Although the Golden State still dominates table grape production, acreage is down due to residential development and growers turning to higher-margin crops. For those who do grow grapes, Flame Seedless is still the leading variety with over 15,000 acres statewide.
Newer varieties planted in modest yet rising acreage include Blanc Seedless, Candy Snaps, Cotton Candy, Jack’s Salute, Krissy, and Sheengene 21. Growers cite increased yields, lower production costs, and better flavor as the reason for changes.
John Rast, president of Visalia, CA-based Rast Produce Company, Inc., BB #:156829 confirms the downward trend in total acreage.
“Housing in urban areas has grown so tight, development is encroaching on agricultural land. If acreage hasn’t been pulled out for houses, it’s been replaced with nut orchards.”
Clint Lucas, account manager at RJO Produce Marketing, Inc. BB #:150105 in Fresno, CA, is of the same mind. “It wouldn’t surprise me if acreage is scaled back,” he said.
Regardless, though, he believes 2019 will be a pivotal year for California grape growers.
What could possibly go wrong?
Despite ideal conditions and a tradition of producing table grapes, there are factors leading many grape growers to rethink how to use their land. Water and labor are consistent challenges, and this being California, regulations.

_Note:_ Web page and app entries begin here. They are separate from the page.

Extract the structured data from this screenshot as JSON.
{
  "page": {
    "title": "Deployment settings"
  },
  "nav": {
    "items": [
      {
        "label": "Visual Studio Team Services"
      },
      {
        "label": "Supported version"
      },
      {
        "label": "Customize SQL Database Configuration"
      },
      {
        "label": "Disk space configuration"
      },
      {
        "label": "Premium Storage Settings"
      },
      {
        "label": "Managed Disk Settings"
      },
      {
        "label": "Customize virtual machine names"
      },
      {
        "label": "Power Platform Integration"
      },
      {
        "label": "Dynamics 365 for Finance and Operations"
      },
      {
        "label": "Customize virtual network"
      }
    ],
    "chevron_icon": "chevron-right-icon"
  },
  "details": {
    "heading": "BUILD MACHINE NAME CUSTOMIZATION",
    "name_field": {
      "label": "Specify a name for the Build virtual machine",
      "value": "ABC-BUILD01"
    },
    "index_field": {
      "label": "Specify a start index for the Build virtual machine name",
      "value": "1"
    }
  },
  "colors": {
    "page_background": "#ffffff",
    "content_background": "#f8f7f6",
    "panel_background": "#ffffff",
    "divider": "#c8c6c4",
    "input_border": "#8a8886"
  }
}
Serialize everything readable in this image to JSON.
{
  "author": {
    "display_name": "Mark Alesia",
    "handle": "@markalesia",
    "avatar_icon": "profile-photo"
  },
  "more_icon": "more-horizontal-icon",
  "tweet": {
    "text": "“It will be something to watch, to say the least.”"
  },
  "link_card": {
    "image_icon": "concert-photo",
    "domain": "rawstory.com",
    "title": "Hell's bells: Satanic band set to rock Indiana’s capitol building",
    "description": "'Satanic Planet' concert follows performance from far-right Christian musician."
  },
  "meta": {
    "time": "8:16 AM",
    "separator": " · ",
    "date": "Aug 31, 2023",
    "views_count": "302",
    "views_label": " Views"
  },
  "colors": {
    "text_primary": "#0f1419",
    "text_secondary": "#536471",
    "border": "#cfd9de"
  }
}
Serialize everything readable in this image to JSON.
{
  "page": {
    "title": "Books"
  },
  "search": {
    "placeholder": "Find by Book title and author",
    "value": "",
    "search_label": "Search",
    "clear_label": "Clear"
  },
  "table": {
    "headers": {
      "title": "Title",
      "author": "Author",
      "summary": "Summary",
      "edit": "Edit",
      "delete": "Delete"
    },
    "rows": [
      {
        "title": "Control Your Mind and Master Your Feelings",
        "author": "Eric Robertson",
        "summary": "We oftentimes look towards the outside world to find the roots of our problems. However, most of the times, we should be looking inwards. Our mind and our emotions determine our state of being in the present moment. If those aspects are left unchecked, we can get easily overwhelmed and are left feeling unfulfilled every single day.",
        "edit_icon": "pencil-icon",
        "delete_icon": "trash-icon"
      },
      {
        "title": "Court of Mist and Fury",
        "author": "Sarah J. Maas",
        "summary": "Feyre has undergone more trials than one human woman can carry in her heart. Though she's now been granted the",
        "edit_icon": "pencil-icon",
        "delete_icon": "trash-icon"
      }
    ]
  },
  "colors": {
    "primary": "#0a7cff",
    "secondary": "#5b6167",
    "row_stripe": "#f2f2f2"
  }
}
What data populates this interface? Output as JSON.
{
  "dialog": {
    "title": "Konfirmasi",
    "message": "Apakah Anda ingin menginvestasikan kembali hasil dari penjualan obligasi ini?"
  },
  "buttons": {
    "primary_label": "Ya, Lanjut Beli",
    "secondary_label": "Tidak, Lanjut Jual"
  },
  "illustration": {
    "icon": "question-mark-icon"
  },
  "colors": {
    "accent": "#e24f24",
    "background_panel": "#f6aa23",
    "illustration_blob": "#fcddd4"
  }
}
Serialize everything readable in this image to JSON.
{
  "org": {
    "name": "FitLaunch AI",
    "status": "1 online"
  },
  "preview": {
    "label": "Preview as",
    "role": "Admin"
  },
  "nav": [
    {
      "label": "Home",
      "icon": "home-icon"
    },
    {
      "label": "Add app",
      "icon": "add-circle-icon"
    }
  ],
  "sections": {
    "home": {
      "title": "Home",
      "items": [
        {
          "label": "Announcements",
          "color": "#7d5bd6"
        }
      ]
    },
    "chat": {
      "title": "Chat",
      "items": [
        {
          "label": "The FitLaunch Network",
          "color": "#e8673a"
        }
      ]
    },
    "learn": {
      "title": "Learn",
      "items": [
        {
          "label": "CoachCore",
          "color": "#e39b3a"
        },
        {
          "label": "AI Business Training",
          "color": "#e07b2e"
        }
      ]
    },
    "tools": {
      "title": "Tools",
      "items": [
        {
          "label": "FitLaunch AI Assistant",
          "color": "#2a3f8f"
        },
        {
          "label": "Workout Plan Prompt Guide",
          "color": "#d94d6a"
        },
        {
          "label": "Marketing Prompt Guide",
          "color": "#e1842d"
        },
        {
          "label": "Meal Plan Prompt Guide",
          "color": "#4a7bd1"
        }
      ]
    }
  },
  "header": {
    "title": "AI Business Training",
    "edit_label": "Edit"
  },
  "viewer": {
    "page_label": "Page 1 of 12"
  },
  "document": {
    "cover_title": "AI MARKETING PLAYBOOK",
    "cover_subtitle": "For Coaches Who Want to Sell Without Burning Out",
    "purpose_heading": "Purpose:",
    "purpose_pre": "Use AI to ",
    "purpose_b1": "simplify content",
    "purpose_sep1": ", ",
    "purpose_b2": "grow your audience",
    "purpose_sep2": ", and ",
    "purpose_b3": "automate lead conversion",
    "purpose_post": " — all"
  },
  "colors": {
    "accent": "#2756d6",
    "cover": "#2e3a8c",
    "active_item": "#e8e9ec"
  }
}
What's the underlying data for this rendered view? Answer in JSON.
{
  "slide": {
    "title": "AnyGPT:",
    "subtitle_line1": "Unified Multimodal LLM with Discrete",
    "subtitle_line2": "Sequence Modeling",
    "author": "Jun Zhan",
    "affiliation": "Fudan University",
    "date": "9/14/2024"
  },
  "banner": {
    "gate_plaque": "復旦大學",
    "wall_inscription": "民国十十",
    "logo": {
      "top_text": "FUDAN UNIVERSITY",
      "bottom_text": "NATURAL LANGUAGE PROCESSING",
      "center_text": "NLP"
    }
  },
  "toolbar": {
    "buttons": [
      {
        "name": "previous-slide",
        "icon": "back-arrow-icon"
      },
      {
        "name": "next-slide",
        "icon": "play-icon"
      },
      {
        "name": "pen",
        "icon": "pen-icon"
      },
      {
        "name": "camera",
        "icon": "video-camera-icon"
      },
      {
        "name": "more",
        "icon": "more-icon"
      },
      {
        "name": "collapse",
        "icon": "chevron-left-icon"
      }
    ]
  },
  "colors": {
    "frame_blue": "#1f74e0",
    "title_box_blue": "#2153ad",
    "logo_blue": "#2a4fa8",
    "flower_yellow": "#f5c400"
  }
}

“After a robust crop in 2018 caused soft prices, the next two years look to be very tough for growers. Increased labor, water, regulations, and ancillary costs will continue to drive the cost of goods upward,” said Jason Fuller, vice president sales at Sun World International, LLC BB #:172413 in Bakersfield, CA. “The market will need to react, but how it reacts is the question.”
“We need to capture water in wet years instead of letting it run out into the ocean,” said Jeff Olsen, president of the Chuck Olsen Company, Inc. BB #:151376 in Visalia, CA. “Environmentalists push back against building dams, citing the protection of fish that aren’t even native.”
Further, he notes, state officials are talking about restricting growers to one acre-foot of water and putting monitors on wells, even those on private property.
Worse yet, for many, is securing skilled workers—one of reasons for the urgency of developing less labor-intensive grape varieties. According to a National Public Radio piece last year, even with some workers getting paid over $20 per hour, it’s still not enough to keep them from seeking employment with better working conditions in retail, construction, or foodservice. Crackdowns on immigration and difficulties with the H-2A visa program also exacerbate the problem.
This is an excerpt from the most recent Produce Blueprints quarterly journal. Click here to read the full version.